How to Buy Healthy Foods, Without Breaking the Bank

March 02, 2012

Here are a few of Phil's tips to eat healthier and save money

These days, more of us are trying to improve the nutrient quality of the foods we eat, whether it is avoiding certain added ingredients or choosing foods that contain more nutrients. As food prices continue to rise, however, it is getting harder to do. So here are a few of my tips to eat healthier and save money:

1. Don't skip the leafy greens! Kale, arugula, and spinach are some of the most nutritious and affordable foods you will find in a grocery store. The darker the color of the leafy green, the more nutritious it is because of the antioxidant, beta-carotene. Many salad greens are also a good source of vitamin C, potassium and fiber. Rather than buying the pre-packaged bags of lettuce, go for the fresh heads. They are cheaper. However, if your store has those automatic misters, and the greens are priced per pound, be sure to shake off the excess water.

2. Canned tomatoes are a good source of the heart-healthy antioxidant, lycopene, which your body absorbs more easily from canned tomatoes than it does from raw tomatoes. It is time to make your own pasta sauce from crushed tomatoes: just add a tablespoon of olive oil and some spices, and you'll have a great sauce for about a buck (rather than three to six dollars), and you'll be avoiding those added sugars and other ingredients. The new MyPlate recommendations call for doubling our consumption of red and orange vegetables to two servings a day, and this is an easy way to do just that. Look for canned tomatoes that are naturally steam peeled. Most use chemical processes.

3. I grew up in a dairy family. My grandfather was a dairy farmer in Belleville, New Jersey, and I love natural cheeses. Because of the "Standard of Identity," set by the USDA Federal Standards, natural cheeses like Swiss, Cheddar, and Monterey Jack that are aged for the same time from the same state, are the same quality, whether they are bought from the dairy case, deli or cheese table. Cheeses from the dairy case are wrapped in clear plastic, versus fancier packaging found elsewhere, and may save you up to 40 percent.

4. The USDA Agricultural Projections that were just released February 23, 2012, predict that the price of beef will continue to rise through the year 2017. But you don't have to buy an expensive cut of beef to get your daily protein. Eggs are a great source of protein, and egg whites (found in the refrigerated sections of most super markets) are an even healthier way to get essential vitamins and minerals without the fat, calories and cholesterol.
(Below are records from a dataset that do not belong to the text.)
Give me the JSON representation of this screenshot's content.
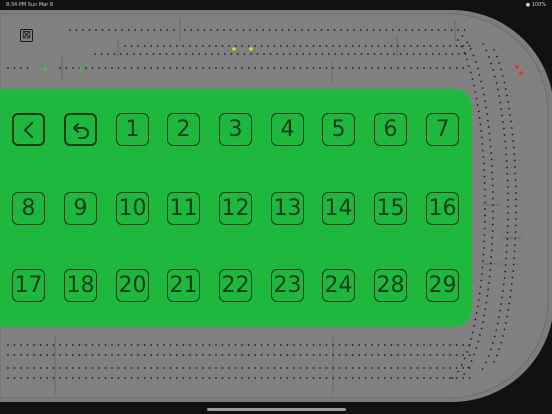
{
  "status_bar": {
    "time_date": "8:34 PM   Sun Mar 8",
    "indicators": "● 100%"
  },
  "close_button": {
    "label": "⊠"
  },
  "keypad": {
    "back_label": "back",
    "undo_label": "undo",
    "numbers": [
      [
        "1",
        "2",
        "3",
        "4",
        "5",
        "6",
        "7"
      ],
      [
        "8",
        "9",
        "10",
        "11",
        "12",
        "13",
        "14",
        "15",
        "16"
      ],
      [
        "17",
        "18",
        "20",
        "21",
        "22",
        "23",
        "24",
        "28",
        "29"
      ]
    ]
  },
  "pegs": [
    {
      "name": "yellow-peg-1",
      "color": "#f2d21a"
    },
    {
      "name": "yellow-peg-2",
      "color": "#f2d21a"
    },
    {
      "name": "green-peg-1",
      "color": "#2ecc40"
    },
    {
      "name": "green-peg-2",
      "color": "#2ecc40"
    },
    {
      "name": "red-peg-1",
      "color": "#e0302a"
    },
    {
      "name": "red-peg-2",
      "color": "#e0302a"
    }
  ],
  "colors": {
    "board": "#7d7d7d",
    "track_border": "#2a2a2a",
    "background": "#111111",
    "keypad_green": "#1eb83f",
    "key_outline": "#0e3d17"
  }
}
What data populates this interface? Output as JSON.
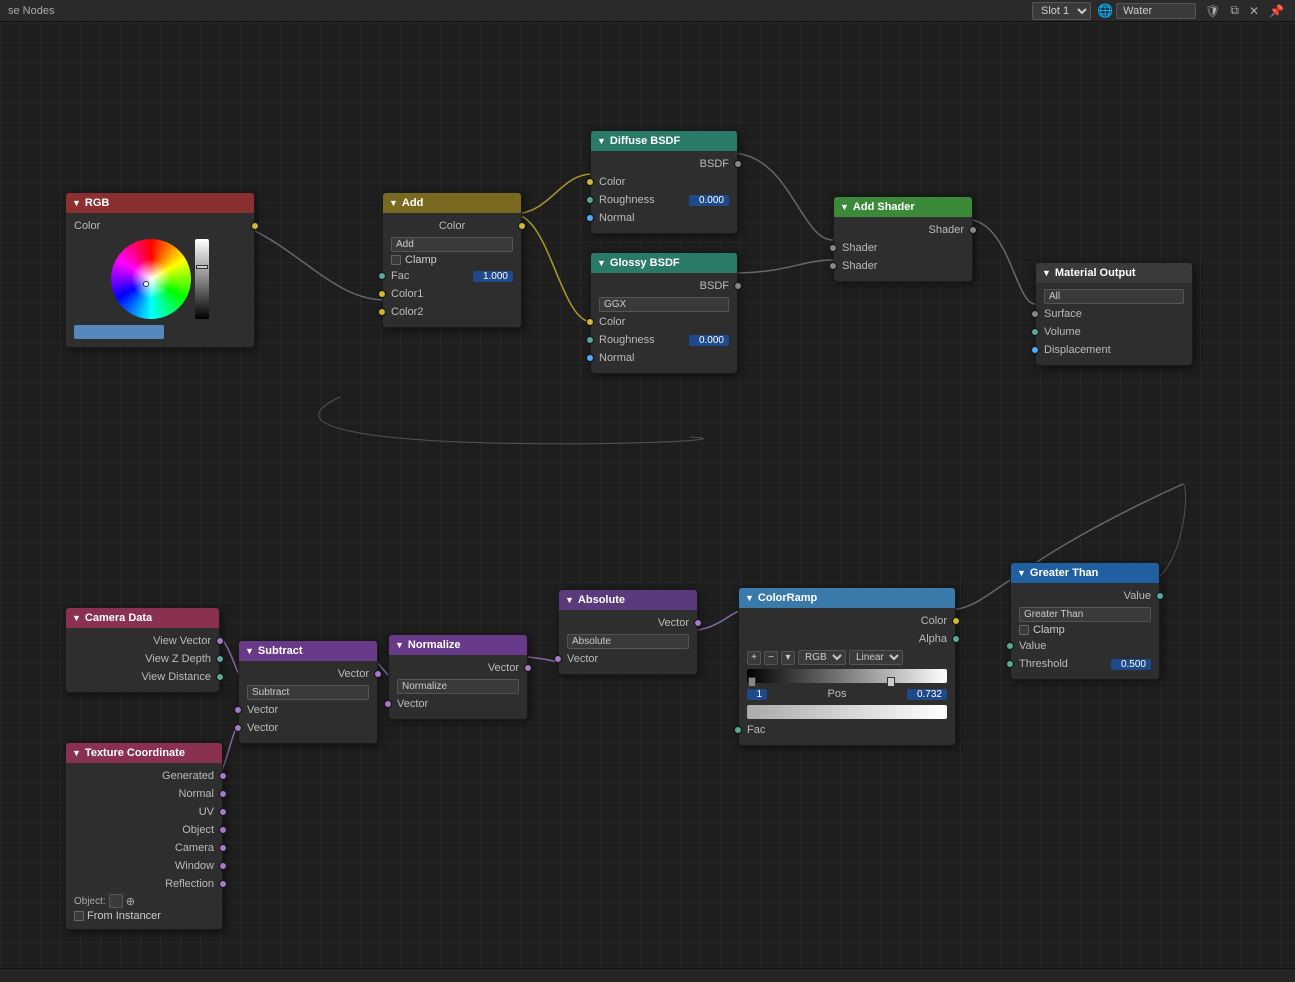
{
  "topbar": {
    "title": "se Nodes",
    "slot_label": "Slot 1",
    "material_name": "Water",
    "icons": [
      "shield",
      "copy",
      "x",
      "pin"
    ]
  },
  "nodes": {
    "rgb": {
      "title": "RGB",
      "outputs": [
        "Color"
      ],
      "color_preview": "#5588bb"
    },
    "add": {
      "title": "Add",
      "output": "Color",
      "mode": "Add",
      "clamp": false,
      "fac": "1.000",
      "inputs": [
        "Color1",
        "Color2"
      ]
    },
    "diffuse_bsdf": {
      "title": "Diffuse BSDF",
      "output": "BSDF",
      "inputs": [
        "Color",
        "Roughness",
        "Normal"
      ],
      "roughness": "0.000"
    },
    "glossy_bsdf": {
      "title": "Glossy BSDF",
      "output": "BSDF",
      "mode": "GGX",
      "inputs": [
        "Color",
        "Roughness",
        "Normal"
      ],
      "roughness": "0.000"
    },
    "add_shader": {
      "title": "Add Shader",
      "output": "Shader",
      "inputs": [
        "Shader",
        "Shader"
      ]
    },
    "material_output": {
      "title": "Material Output",
      "mode": "All",
      "outputs": [
        "Surface",
        "Volume",
        "Displacement"
      ]
    },
    "camera_data": {
      "title": "Camera Data",
      "outputs": [
        "View Vector",
        "View Z Depth",
        "View Distance"
      ]
    },
    "subtract": {
      "title": "Subtract",
      "output": "Vector",
      "mode": "Subtract",
      "inputs": [
        "Vector",
        "Vector"
      ]
    },
    "normalize": {
      "title": "Normalize",
      "output": "Vector",
      "mode": "Normalize",
      "inputs": [
        "Vector"
      ]
    },
    "absolute": {
      "title": "Absolute",
      "output": "Vector",
      "mode": "Absolute",
      "inputs": [
        "Vector"
      ]
    },
    "color_ramp": {
      "title": "ColorRamp",
      "outputs": [
        "Color",
        "Alpha"
      ],
      "inputs": [
        "Fac"
      ],
      "color_mode": "RGB",
      "interpolation": "Linear",
      "stop1_pos": "1",
      "stop1_val": "0.732"
    },
    "greater_than": {
      "title": "Greater Than",
      "output": "Value",
      "mode": "Greater Than",
      "clamp": false,
      "value": "",
      "threshold": "0.500"
    },
    "texture_coordinate": {
      "title": "Texture Coordinate",
      "outputs": [
        "Generated",
        "Normal",
        "UV",
        "Object",
        "Camera",
        "Window",
        "Reflection"
      ],
      "object": "",
      "from_instancer": false
    }
  },
  "labels": {
    "color": "Color",
    "roughness": "Roughness",
    "normal": "Normal",
    "bsdf": "BSDF",
    "shader": "Shader",
    "vector": "Vector",
    "fac": "Fac",
    "value": "Value",
    "threshold": "Threshold",
    "alpha": "Alpha",
    "surface": "Surface",
    "volume": "Volume",
    "displacement": "Displacement",
    "view_vector": "View Vector",
    "view_z_depth": "View Z Depth",
    "view_distance": "View Distance",
    "generated": "Generated",
    "normal_out": "Normal",
    "uv": "UV",
    "object_out": "Object",
    "camera_out": "Camera",
    "window": "Window",
    "reflection": "Reflection",
    "object_label": "Object:",
    "from_instancer": "From Instancer",
    "clamp": "Clamp",
    "add_mode": "Add",
    "subtract_mode": "Subtract",
    "normalize_mode": "Normalize",
    "absolute_mode": "Absolute",
    "ggx_mode": "GGX",
    "greater_than_mode": "Greater Than",
    "all_mode": "All",
    "rgb_linear": "Linear",
    "rgb_mode": "RGB",
    "color1": "Color1",
    "color2": "Color2",
    "pos": "Pos",
    "stop_index": "1",
    "stop_pos": "0.732"
  }
}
5. If you don't like eggs but still want to get your animal protein, try fish! In fact, the USDA Dietary Guidelines released last year specifically recommend "eating seafood in place of meat or poultry twice a week." But don't buy it from the "fresh" fish table. Look at those signs: most will say "previously frozen." So head over to the frozen fish section, where you'll find salmon, tilapia, sole, shrimp -- all the basics are here -- at about half the cost. And they are better, since they are frozen only once. Typically when fish is caught, it is put on ice or in a freezer on the boat, as the boat is on the water for weeks at a time. When it is brought to shore, it defrosts and is shipped to the supermarket. Then the store puts these "fresh" fish on ice again. Be sure to also read the country of origin label, which is usually on the back of the package, to make sure you know where the fish is coming from. About 80 percent of previously frozen and frozen fish is now imported.

What tips do you have and can share about saving money and eating healthier?

This article originally appeared on the Huffington Post.